 “Second of all, we need to work with our allies to develop a really strong set of deterrent measures against Iran, and it’s important that we do that. The level of danger and insecurity in the world is at an extremely high level compared with previous years and decades, and the Iran threat is a part of that picture.” 

 After the October 7th attacks, many western observers believed that Iran could be drawn into a major war in the Middle East, if Israel entered southern Lebanon and attacked Hezbollah. That scenario has yet to develop. But last week’s decision by the US and the UK to launch air attacks against Houthi positions in Yemen in a bid to get the militias to cease attacking international shipping in the Red Sea is seen by many observers as a step closer to a damaging conflict with Iran. 

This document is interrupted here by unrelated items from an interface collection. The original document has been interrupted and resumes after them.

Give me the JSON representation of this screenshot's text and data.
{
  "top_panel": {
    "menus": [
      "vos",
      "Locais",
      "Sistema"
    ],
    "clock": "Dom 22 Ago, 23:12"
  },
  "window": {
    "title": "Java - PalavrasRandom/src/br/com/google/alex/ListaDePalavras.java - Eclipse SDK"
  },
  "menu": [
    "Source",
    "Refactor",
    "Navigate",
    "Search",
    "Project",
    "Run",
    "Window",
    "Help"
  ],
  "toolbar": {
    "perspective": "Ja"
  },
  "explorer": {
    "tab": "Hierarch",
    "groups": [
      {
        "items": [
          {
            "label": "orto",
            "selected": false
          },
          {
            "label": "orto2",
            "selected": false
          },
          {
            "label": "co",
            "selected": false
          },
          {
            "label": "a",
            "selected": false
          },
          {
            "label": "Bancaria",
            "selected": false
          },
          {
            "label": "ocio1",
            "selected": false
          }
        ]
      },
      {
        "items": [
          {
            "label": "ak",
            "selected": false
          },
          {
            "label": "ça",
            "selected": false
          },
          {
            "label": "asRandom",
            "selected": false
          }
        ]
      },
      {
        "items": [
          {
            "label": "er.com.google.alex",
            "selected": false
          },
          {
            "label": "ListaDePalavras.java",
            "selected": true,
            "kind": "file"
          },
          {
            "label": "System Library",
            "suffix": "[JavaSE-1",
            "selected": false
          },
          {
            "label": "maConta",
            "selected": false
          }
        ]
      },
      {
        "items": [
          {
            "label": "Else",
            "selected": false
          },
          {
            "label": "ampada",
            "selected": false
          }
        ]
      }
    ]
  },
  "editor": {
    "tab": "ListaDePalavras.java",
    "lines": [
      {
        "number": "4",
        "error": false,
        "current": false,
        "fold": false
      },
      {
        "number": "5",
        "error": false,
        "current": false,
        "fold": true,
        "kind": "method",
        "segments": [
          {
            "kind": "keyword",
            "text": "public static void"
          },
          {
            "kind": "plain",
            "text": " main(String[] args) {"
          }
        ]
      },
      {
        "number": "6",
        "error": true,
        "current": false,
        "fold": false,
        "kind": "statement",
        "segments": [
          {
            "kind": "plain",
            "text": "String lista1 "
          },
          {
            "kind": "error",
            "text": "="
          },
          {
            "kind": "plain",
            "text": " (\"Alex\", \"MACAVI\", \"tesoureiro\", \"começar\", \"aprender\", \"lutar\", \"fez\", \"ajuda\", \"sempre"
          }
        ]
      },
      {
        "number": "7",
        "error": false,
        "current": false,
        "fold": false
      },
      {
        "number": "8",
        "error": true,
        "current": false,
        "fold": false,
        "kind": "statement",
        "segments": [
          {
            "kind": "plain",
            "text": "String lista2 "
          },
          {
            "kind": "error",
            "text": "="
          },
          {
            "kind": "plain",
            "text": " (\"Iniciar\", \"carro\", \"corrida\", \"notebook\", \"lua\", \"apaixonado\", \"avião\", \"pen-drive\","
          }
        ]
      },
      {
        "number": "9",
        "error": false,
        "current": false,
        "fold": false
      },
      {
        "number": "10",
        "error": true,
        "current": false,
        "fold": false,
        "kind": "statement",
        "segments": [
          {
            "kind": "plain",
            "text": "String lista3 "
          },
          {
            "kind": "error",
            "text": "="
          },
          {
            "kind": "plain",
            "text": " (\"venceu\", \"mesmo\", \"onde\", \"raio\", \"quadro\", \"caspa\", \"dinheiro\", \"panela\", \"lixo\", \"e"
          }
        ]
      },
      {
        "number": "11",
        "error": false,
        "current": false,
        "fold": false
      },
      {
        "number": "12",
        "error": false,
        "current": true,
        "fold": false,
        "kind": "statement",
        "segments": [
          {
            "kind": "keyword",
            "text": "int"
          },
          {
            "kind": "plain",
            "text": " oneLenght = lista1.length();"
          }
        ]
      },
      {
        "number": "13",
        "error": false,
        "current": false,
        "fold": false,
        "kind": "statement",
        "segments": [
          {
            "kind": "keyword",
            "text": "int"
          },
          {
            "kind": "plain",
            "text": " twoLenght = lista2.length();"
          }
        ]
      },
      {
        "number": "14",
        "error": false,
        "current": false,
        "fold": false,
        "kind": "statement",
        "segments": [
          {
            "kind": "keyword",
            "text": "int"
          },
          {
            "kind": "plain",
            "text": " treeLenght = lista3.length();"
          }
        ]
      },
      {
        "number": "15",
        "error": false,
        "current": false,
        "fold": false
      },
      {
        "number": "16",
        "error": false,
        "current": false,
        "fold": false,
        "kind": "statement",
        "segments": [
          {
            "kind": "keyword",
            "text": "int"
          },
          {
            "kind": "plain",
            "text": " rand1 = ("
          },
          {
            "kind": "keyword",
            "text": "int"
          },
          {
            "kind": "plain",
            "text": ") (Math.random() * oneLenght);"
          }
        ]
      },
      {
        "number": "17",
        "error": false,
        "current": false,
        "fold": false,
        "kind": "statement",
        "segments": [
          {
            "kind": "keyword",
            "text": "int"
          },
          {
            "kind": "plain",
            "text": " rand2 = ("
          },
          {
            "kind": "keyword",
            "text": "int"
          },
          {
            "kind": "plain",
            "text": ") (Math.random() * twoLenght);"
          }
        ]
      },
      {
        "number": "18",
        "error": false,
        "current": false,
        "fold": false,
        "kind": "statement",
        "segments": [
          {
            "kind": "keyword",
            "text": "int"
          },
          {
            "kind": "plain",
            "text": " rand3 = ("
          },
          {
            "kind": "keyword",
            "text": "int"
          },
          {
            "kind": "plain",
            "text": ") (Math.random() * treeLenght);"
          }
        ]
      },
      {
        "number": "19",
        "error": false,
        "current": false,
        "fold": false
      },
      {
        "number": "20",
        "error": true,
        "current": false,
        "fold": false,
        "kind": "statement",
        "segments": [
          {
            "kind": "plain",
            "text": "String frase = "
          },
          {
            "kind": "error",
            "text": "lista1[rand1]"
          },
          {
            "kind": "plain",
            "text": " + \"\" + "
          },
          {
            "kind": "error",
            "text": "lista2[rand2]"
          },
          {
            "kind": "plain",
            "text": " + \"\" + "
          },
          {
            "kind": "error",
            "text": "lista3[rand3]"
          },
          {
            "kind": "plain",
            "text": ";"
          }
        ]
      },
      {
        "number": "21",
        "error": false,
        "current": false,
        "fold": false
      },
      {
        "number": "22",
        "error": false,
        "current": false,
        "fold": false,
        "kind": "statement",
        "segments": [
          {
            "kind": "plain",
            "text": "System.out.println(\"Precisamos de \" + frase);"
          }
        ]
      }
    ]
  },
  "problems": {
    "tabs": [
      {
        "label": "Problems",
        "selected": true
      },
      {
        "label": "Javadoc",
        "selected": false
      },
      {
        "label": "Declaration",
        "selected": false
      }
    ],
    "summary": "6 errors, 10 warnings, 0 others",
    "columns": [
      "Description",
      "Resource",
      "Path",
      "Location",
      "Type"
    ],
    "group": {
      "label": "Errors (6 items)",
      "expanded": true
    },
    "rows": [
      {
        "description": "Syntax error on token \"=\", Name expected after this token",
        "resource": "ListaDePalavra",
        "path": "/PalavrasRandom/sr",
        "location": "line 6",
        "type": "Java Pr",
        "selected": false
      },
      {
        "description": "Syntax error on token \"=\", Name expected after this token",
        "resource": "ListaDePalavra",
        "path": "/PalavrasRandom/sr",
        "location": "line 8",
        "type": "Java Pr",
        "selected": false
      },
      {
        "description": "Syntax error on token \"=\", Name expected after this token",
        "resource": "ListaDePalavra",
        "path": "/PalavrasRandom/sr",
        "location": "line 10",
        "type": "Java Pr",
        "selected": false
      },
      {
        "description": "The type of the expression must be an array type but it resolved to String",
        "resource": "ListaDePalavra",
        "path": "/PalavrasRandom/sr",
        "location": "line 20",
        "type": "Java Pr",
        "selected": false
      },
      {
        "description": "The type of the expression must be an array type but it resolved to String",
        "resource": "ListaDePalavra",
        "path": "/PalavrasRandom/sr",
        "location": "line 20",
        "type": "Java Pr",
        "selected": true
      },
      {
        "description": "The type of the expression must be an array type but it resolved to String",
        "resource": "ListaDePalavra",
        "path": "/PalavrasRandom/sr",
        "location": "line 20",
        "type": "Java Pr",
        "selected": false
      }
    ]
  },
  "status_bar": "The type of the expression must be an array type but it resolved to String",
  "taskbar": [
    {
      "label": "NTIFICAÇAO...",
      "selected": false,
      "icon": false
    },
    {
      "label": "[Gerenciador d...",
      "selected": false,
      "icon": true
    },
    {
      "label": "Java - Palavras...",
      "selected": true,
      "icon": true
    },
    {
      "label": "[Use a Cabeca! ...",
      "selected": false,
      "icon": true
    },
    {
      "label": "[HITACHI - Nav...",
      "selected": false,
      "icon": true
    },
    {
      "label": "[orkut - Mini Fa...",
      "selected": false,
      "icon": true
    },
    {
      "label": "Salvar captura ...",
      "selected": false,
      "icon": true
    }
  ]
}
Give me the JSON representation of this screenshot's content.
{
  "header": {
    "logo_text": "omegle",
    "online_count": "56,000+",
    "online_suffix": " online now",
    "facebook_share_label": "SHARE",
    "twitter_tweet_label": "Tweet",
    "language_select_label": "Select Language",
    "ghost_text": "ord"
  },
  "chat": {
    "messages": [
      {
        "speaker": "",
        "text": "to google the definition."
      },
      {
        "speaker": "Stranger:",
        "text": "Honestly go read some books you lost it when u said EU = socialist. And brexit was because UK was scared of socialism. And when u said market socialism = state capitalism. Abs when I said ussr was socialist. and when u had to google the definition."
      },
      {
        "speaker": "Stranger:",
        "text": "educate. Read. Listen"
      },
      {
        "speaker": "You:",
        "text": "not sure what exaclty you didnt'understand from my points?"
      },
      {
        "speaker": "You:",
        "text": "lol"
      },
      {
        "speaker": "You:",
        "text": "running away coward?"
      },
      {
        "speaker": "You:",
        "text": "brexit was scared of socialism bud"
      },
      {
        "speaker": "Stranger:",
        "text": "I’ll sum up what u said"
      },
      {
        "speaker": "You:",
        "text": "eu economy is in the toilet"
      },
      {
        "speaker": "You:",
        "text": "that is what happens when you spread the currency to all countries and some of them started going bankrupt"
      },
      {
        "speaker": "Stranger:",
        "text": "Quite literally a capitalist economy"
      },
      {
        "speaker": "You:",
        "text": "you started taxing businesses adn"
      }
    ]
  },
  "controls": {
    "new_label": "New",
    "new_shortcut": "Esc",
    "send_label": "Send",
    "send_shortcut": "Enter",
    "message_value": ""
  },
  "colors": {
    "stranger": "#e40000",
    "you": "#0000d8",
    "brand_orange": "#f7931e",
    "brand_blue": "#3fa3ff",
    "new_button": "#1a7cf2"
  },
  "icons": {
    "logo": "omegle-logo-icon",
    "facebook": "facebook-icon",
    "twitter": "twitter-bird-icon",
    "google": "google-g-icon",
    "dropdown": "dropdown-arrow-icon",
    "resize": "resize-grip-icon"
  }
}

Sean Rayment is the Defence and Security Editor for National Security News. He is also a best selling author, broadcaster and award-winning defence and security journalist. He has also previously served as an officer in Parachute Regiment Officer. He has reported from war zones around the world including Iraq, Afghanistan, the Balkans, Africa, and Northern Ireland and is one of the few British journalists to twice visit the US detention centre at Guantanamo Bay in Cuba. He has written for virtually all British national newspapers and specialises in security, intelligence, and defence reporting, with a specific interest in mental health issues in the military community. Sean is also the author of Bomb Hunters and Tales from the Special Forces Club. He also co-wrote the international bestselling Painting the Sand with Kim Hughes GC and Endurance with former SAS operator Louis Rudd.